App and web page records:
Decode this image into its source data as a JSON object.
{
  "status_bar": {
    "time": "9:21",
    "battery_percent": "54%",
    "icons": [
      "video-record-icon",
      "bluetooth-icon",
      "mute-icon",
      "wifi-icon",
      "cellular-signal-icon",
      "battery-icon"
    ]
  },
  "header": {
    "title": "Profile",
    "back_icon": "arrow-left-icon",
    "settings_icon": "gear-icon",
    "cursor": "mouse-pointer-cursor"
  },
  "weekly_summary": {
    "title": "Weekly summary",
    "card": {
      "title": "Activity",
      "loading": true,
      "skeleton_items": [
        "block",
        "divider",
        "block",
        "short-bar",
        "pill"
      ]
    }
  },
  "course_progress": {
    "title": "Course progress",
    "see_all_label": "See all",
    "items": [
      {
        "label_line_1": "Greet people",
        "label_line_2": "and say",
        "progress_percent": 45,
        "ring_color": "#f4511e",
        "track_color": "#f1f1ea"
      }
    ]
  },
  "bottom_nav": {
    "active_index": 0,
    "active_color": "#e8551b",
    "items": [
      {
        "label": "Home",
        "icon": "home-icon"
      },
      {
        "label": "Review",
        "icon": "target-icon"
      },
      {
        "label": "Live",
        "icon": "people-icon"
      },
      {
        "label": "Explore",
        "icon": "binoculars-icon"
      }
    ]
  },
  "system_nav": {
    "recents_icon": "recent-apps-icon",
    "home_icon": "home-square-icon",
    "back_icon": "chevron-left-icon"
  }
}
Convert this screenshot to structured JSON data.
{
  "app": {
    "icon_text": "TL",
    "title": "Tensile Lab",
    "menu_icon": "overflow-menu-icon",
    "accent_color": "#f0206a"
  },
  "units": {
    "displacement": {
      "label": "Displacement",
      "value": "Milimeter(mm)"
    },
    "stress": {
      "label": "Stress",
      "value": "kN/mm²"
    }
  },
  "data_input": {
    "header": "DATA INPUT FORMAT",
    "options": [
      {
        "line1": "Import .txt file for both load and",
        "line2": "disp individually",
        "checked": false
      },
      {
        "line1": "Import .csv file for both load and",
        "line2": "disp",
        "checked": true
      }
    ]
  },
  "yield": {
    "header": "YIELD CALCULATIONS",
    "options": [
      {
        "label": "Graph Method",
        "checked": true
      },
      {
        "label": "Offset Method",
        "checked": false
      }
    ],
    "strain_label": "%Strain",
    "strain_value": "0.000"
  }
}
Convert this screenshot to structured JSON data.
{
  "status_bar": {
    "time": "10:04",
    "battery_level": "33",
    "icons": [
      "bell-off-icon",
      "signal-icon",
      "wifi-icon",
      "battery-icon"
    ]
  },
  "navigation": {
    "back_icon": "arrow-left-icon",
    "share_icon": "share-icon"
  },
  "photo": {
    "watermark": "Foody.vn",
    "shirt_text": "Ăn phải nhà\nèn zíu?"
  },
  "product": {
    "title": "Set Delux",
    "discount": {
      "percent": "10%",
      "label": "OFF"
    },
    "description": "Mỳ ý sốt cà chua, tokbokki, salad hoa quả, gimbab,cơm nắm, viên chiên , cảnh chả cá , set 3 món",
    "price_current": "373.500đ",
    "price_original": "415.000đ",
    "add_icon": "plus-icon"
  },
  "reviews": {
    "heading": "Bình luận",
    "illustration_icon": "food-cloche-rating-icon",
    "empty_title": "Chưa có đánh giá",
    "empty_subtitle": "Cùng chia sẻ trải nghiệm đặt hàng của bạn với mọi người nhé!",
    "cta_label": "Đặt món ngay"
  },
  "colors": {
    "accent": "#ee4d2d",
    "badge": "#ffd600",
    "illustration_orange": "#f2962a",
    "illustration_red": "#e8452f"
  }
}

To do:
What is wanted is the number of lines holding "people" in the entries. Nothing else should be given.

Problem solution:
2